Data about app and page elements:
┌──
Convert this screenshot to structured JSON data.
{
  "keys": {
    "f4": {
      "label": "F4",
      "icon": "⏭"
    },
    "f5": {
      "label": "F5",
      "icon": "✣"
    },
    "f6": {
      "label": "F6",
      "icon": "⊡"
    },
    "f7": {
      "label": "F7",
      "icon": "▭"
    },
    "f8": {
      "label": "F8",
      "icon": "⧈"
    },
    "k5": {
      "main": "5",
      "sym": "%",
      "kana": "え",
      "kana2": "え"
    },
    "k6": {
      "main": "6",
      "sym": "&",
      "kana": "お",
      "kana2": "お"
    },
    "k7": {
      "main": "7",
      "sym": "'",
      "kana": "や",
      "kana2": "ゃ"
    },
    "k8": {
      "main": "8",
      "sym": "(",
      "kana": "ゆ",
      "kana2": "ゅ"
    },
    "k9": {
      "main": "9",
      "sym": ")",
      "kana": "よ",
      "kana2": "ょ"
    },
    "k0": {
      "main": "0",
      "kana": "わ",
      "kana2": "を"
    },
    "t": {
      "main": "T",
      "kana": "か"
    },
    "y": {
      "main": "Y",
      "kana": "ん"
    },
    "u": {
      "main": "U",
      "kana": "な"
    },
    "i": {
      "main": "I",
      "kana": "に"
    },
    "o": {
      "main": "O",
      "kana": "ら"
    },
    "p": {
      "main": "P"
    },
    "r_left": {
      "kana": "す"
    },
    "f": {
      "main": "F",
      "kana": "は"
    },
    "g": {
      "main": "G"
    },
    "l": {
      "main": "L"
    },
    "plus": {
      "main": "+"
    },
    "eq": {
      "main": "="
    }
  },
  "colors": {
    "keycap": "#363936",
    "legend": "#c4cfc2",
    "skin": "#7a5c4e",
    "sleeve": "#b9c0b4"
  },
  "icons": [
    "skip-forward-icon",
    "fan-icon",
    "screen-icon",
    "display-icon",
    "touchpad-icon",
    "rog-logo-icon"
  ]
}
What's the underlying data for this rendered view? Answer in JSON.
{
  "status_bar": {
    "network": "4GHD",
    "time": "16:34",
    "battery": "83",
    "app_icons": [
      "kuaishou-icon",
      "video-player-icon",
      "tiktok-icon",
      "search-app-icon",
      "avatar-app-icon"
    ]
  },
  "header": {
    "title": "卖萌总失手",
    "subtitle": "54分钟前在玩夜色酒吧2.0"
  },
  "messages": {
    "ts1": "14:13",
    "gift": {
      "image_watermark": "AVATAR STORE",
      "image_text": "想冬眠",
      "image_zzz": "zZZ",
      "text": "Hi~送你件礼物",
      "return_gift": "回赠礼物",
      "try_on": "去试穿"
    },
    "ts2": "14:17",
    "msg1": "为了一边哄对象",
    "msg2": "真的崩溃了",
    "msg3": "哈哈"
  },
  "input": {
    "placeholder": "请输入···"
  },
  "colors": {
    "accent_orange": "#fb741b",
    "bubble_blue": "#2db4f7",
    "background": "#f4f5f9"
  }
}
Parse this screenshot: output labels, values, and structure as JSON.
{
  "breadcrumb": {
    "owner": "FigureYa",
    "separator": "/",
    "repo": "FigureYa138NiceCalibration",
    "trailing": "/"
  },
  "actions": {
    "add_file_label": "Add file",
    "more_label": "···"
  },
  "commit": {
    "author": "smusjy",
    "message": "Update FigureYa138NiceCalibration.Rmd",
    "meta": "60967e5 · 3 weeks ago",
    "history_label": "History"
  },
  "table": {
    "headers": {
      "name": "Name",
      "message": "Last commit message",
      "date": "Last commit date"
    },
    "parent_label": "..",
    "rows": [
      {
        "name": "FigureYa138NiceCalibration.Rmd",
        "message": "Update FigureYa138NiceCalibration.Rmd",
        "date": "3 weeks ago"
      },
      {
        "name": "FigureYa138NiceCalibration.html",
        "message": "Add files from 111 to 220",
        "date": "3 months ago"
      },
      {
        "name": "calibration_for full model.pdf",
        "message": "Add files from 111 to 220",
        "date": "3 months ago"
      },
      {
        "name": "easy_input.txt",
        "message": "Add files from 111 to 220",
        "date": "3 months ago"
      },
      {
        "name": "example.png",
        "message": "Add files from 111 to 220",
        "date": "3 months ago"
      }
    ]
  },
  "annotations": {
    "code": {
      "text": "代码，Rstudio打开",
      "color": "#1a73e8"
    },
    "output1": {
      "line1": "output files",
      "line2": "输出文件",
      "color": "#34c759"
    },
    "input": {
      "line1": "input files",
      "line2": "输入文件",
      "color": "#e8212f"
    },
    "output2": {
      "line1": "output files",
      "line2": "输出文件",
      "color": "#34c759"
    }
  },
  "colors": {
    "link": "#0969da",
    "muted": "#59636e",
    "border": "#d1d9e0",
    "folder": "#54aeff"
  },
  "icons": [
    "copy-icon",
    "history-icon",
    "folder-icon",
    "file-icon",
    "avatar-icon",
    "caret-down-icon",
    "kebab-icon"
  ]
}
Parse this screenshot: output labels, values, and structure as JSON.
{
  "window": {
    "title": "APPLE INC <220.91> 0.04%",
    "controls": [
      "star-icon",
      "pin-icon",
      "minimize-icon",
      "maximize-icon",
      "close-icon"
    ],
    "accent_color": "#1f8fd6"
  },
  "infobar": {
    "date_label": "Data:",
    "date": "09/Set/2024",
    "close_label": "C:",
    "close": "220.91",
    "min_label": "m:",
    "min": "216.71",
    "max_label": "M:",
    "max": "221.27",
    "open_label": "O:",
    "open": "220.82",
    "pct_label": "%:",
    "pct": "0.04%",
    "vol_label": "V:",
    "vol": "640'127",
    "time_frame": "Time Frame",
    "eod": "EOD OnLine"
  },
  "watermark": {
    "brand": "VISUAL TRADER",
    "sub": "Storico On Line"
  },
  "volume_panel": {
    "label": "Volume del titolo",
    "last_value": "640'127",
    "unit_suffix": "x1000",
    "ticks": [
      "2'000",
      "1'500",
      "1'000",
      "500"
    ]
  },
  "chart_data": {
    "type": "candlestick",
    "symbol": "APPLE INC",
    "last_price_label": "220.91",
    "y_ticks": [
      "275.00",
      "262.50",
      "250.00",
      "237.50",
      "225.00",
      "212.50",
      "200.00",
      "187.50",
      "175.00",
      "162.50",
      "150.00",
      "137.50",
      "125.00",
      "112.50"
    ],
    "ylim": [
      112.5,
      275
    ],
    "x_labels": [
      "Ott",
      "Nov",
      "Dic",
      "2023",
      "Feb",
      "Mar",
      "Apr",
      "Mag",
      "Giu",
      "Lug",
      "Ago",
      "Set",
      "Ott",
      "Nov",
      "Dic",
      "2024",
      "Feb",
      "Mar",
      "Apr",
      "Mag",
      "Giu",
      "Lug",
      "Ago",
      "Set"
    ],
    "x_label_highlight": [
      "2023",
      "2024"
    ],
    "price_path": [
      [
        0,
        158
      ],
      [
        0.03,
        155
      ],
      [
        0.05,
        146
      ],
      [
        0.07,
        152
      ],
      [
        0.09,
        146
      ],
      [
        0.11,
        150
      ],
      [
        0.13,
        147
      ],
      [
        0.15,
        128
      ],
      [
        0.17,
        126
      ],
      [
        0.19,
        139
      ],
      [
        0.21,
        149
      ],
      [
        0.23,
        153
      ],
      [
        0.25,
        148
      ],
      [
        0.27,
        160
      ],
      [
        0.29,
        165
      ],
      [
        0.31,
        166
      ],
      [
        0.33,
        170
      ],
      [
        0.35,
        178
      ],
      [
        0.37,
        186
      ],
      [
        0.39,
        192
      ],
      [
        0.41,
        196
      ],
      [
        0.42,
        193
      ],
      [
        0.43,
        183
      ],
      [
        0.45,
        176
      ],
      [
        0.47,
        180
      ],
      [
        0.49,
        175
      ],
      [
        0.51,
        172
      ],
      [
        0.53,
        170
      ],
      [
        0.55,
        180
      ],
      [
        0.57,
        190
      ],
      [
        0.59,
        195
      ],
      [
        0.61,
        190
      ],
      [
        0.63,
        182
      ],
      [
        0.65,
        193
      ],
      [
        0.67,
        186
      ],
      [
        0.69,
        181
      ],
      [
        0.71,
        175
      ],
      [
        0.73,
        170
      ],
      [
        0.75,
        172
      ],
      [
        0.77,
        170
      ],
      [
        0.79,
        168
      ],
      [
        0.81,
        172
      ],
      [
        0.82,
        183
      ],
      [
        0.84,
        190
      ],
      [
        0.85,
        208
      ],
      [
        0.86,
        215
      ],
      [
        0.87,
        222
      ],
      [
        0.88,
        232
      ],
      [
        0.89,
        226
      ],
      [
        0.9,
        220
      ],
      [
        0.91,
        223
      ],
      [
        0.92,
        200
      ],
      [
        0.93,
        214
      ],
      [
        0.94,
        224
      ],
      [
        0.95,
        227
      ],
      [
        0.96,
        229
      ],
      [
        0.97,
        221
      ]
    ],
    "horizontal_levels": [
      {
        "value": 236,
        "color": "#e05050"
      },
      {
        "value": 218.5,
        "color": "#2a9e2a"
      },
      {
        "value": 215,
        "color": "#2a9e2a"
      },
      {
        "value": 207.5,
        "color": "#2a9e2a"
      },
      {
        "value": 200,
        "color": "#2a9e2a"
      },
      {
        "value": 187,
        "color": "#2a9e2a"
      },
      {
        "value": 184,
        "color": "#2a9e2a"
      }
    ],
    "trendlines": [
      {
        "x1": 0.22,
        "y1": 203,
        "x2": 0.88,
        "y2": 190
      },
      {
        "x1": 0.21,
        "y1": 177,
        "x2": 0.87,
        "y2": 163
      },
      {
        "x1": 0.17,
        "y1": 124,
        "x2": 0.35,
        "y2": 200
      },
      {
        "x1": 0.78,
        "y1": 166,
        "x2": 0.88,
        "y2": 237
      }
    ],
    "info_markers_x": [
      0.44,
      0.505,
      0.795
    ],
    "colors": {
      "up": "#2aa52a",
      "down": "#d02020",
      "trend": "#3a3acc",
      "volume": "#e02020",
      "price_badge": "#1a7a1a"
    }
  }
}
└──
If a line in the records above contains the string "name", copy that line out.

■ Exercise result
      "name": "Name",
        "name": "FigureYa138NiceCalibration.Rmd",
        "name": "FigureYa138NiceCalibration.html",
        "name": "calibration_for full model.pdf",
        "name": "easy_input.txt",
        "name": "example.png",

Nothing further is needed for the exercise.